Forget the law, forget the bureaucratic niceties. If Paterno had followed up his initial report by asking Curley, or university vice president Gary Schultz (who oversees the campus police), or the university’s president Graham Spanier what they’d found out and what actions were being taken, you can be damn sure they’d have done more than tell Jerry Sandusky not to bring young boys onto the campus any more.
The grand jury’s findings contain this devastating passage: “[There was no] attempt to investigate, to identify [the victim] or to protect that child or any others from similar conduct, except as related to preventing its reoccurrence on University property.” [Emphasis added.]

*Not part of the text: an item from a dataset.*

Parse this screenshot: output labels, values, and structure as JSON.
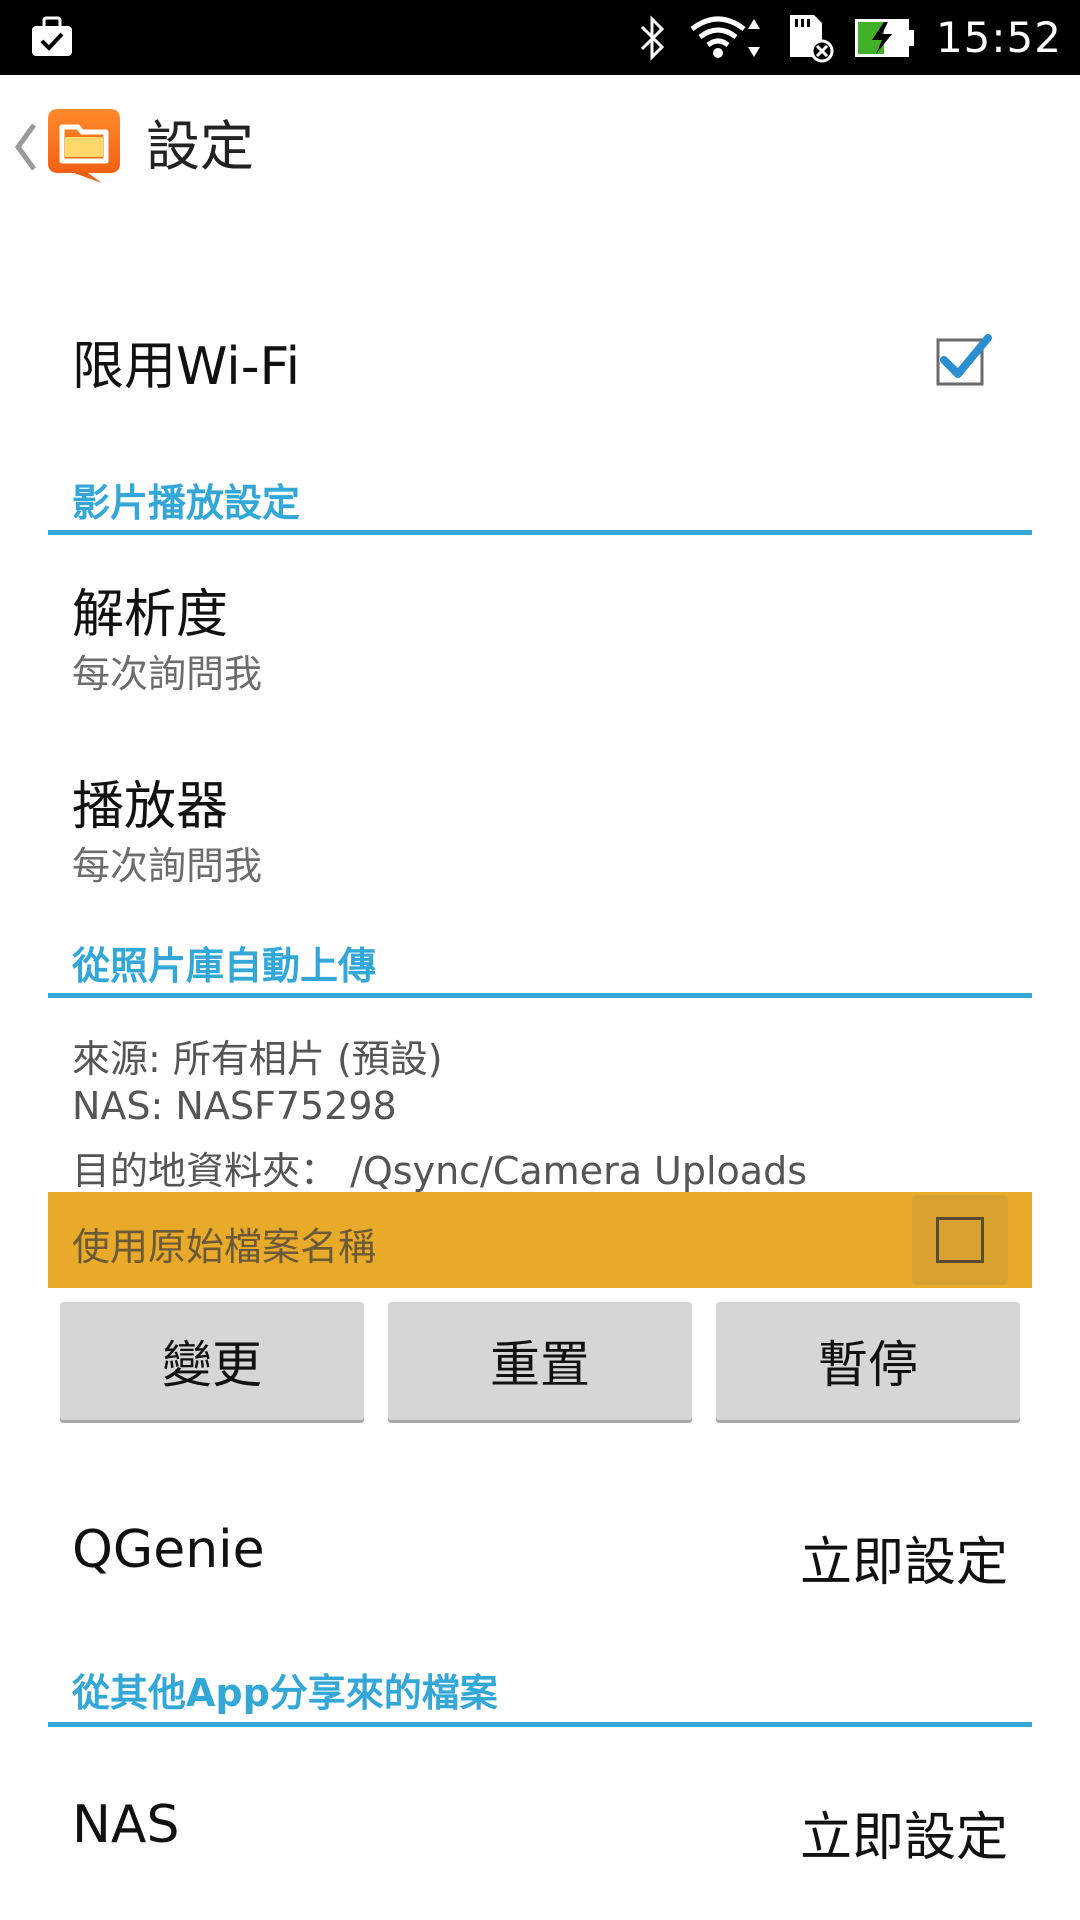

These officials instead chose to protect the reputation of a longtime figure in the Penn State football program – and by extension the program and the university itself – rather than report an alleged anal rape of a ten-year-old boy to the police and child protective service agencies.
They had to go. They all had to go.
And surely nobody knew this better than Joe Paterno himself.
His Grand Experiment– a fifty-year effort to show that football can not only co-exist with academic excellence but can help promote it – was being used as an excuse to hide an evil secret, when hiding it meant allowing it to continue.
It’s downright Shakespearean, a monarch brought low because of his court’s efforts to guard his good name rather than embody his ideals.
We hold Paterno to a high standard, because he has always demanded that he be judged by one – usually to good effect.
It must not be forgotten that Paterno’s name has been a good one, and he has embodied a rare ideal. His accomplishments are reflected not in a won-lost record or count of national championships, but in a library endowed, a university enhanced, a community created.
It is impossible to imagine a coach today who will mean as much to his school. Les Miles? Bob Stoops? Nick Saban? Please.
All of that makes it more painful that Paterno did not recognize the ineradicable stain placed upon his program by the events described in the grand jury’s findings. Having failed to lead when it might have made a difference, he should have resigned as soon as the consequences of that inaction became apparent.
He left it up to the trustees to do the right thing, as he had left it to the Athletic Director and the Vice President for Finance and Business and the University President.
They all had to go. They had to go because nothing less than a complete overhaul could begin to overcome the taint of what they did and did not do.
Joe Paterno is in no way, shape, or form a victim. The victim is a nineteen- or twenty-year-old who lives with the memory of being allegedly assaulted by a much older and larger man in a locker room shower nine years ago – and an unknown number of young men and boys like him.
In words usually attributed to a different Burke (Edmund), “All that is necessary for the triumph of evil is for good men to do nothing.”